Sony International was the first studio to cross $1 billion, hitting the mark July 9 after starting 2007's tentpole barrage in early May with "Spider-Man 3," which set a record for the biggest international opening weekend ever ($231 million of the $553.7 million international cume). It became SPRI's biggest film of all time, topping "The Da Vinci Code" ($539.7 million). SPRI also picked up $121 million for "Pursuit of Happyness," $104.4 million for "Ghost Rider" and $87.1 million for "Casino Royale," which reached $426.8 million with the addition of its 2006 gross.

In a period when most of the tentpoles hit pay dirt, only UPI's "Evan Almighty" failed to please global moviegoers. But as the summer season came to a close, Universal's second biggie, the Matt Damon starrer "The Borne Ultimatum," took off as the leading international film of late August. "It's the way things have fallen," said Duncan Clark, UPI's executive vp international distribution. "We have a much stronger release schedule in the second half."

"Bourne," which has reached $77.4 million, has 26 dates left between September and December, and ready to expand are "Knocked Up" (with 33 markets to play through December) and "I Now Pronounce You Chuck and Larry" (with 42). Two unexpected British-made films, "Mr. Bean's Holiday" ($181.3 million) and "Hot Fuzz" ($55.3 million), lifted UPI spirits earlier this year. And "Evan Almighty," now at $47.7 million, has 10 markets to go, including Italy, Spain and Australia.
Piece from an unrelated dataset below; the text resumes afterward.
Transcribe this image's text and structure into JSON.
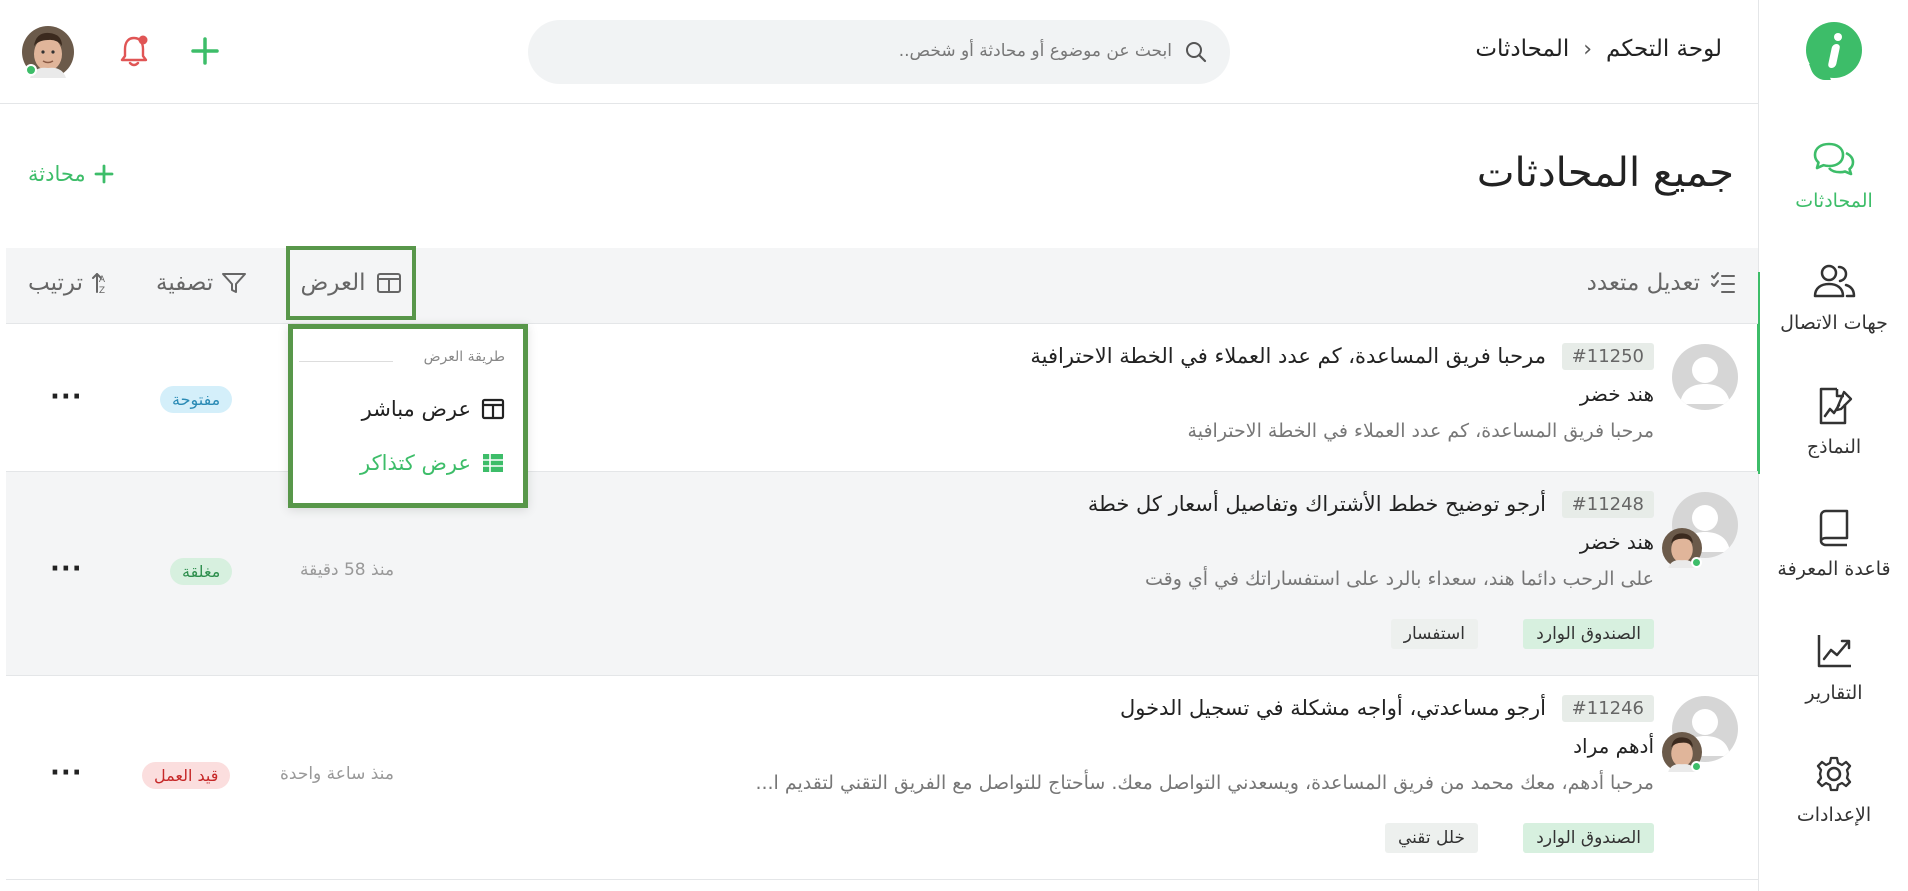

New Line International, still awaiting a new franchise in the mold of "The Lord of the Rings," pulled in $185.4 million this year, highlighted by late summer starters "Rush Hour 3" ($50 million) and "Hairspray" ($31.9 million). Both have international dates scheduled through October. Other top New Line overseas scorers include "Number 23" ($39.8 million) and "Fracture" ($41.5 million). New Line films are released overseas by territorial distributors, with sister company Warner Bros. Pictures International handling Germany, Austria, Eastern Europe and parts of Asia.